It is rarely clear which way to put the film in a film scanner. The trivial answer is that if the image comes out mirror reversed or upside down, then turn the film over, maybe in two directions, and remember which way that was.
The emulsion side has a dull surface, which is very apparent in Kodachrome or B&W film, but it's hard to detect much difference in most color film. Often it's easier to judge the sharpness or dullness of reflections from the film surface than to see a difference in the actual film surface itself. The writing along the filmstrip edge will be reversed if you are looking at the emulsion side. However, a mounted Kodak slide will have the Kodak logo on the emulsion side. The image will view correctly from back side, or will be mirror reversed if viewed from the emulsion side.
In a film scanner, it is not so clear how the film should be oriented to come out right. The Minolta Scan Dual II has very clear instructions, it says the emulsion side goes up, but the image comes out mirror reversed. Most such film software provides controls to rotate and/or flip the image if it's wrong. Or you can turn the film over and scan it again. Or you can ignore it until later.

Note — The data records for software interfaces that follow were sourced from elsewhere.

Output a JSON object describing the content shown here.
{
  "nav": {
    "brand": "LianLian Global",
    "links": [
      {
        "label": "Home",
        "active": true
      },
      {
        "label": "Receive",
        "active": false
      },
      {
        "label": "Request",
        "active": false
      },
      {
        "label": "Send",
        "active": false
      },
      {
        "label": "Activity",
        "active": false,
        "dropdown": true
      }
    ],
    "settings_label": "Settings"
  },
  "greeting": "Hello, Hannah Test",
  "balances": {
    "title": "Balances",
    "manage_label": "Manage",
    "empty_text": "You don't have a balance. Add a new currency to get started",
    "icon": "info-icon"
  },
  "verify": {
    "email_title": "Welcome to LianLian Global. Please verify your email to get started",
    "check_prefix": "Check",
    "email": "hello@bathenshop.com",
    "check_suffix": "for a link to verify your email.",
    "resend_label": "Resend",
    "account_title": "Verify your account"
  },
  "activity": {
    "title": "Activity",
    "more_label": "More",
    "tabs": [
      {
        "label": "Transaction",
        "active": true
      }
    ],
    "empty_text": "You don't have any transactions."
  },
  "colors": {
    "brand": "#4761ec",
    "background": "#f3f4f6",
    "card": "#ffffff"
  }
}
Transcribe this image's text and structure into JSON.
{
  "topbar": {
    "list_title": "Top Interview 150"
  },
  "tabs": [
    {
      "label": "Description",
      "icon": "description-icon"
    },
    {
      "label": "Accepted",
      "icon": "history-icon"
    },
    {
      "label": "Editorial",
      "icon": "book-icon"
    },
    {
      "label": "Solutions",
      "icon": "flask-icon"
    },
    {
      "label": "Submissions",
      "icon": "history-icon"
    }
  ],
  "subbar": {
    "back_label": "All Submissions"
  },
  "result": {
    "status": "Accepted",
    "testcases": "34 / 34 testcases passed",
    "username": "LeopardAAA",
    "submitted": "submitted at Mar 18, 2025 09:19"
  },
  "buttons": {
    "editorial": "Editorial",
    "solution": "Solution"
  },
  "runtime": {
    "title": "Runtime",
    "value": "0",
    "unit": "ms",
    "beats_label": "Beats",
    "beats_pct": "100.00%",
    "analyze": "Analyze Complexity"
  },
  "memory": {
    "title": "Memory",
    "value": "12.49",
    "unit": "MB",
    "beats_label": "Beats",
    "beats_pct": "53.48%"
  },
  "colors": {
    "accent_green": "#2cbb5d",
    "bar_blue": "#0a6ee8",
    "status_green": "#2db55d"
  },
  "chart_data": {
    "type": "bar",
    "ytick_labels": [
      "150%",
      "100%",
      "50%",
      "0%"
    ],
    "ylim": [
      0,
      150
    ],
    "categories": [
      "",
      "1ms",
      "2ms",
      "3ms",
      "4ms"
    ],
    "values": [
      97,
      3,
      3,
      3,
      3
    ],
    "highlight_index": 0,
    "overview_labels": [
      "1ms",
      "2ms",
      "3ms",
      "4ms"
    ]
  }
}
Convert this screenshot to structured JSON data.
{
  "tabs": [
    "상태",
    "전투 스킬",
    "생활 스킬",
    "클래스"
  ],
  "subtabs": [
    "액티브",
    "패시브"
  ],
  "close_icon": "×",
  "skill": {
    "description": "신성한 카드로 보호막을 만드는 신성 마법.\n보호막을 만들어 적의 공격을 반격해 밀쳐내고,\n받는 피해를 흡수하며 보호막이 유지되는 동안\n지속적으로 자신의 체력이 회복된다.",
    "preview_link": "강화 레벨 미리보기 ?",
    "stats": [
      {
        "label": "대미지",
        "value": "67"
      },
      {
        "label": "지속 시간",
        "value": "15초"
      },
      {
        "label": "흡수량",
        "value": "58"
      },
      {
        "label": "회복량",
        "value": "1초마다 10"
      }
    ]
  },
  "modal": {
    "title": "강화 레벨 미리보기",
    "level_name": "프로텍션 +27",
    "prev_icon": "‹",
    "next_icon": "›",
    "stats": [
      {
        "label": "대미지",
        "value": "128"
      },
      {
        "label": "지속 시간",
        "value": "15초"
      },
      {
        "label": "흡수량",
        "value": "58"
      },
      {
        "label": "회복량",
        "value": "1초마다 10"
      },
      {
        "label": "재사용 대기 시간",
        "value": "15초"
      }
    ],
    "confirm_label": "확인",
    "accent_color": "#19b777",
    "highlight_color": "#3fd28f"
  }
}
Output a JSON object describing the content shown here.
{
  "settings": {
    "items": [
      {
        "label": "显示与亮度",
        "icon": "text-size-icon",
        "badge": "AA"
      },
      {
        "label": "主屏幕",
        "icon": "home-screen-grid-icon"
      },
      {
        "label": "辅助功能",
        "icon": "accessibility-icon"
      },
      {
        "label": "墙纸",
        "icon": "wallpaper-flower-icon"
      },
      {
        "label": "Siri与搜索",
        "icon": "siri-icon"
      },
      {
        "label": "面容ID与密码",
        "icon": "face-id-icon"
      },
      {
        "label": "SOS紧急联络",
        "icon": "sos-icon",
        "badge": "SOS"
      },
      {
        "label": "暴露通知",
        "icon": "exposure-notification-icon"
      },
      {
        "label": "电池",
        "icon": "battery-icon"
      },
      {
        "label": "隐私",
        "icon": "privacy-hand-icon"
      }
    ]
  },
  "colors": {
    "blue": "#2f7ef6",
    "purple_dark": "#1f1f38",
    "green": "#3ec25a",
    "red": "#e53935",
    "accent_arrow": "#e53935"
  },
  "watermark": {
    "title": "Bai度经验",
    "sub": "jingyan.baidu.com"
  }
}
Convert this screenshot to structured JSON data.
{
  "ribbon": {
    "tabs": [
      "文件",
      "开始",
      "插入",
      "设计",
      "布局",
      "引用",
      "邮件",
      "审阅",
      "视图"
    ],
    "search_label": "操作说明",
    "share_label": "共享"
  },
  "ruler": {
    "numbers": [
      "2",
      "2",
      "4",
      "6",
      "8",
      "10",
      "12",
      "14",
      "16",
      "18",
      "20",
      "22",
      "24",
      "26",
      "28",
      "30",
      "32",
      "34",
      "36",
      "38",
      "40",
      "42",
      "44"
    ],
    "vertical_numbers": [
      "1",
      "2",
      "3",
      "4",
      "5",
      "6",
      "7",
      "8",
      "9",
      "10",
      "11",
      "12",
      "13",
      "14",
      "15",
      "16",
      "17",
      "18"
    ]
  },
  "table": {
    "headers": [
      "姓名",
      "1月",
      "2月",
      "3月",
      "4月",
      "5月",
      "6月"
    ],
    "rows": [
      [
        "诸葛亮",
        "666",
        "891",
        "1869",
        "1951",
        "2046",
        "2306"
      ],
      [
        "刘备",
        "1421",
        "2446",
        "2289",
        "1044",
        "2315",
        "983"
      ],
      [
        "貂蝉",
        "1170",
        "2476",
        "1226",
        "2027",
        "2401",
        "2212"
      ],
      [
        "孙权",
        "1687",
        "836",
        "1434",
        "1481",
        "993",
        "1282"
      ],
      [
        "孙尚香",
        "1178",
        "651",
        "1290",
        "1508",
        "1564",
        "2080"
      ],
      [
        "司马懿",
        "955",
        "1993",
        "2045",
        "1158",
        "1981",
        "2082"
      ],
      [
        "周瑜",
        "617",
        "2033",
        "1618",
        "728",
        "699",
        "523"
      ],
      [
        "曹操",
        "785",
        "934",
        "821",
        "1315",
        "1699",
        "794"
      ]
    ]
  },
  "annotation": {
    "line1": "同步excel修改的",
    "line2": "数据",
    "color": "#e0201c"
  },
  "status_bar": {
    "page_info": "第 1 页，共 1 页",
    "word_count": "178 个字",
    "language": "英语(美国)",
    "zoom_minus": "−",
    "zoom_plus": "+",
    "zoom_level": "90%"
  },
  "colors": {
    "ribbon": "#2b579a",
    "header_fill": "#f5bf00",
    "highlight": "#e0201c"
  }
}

Most film scanners only have enough CCD cells to cover the short side of the film, so there is no choice of portrait or landscape orientation, and a filmstrip holder only has one direction anyway. Mounted slides must be oriented the same as filmstrips, even if they fit the other way in their square holder. The preview software can rotate the images for this reason, and some frames will be both ways. You will probably grow accustomed to viewing it sideways, it really doesn't matter much while scanning. You can always rotate it later in the photo editor.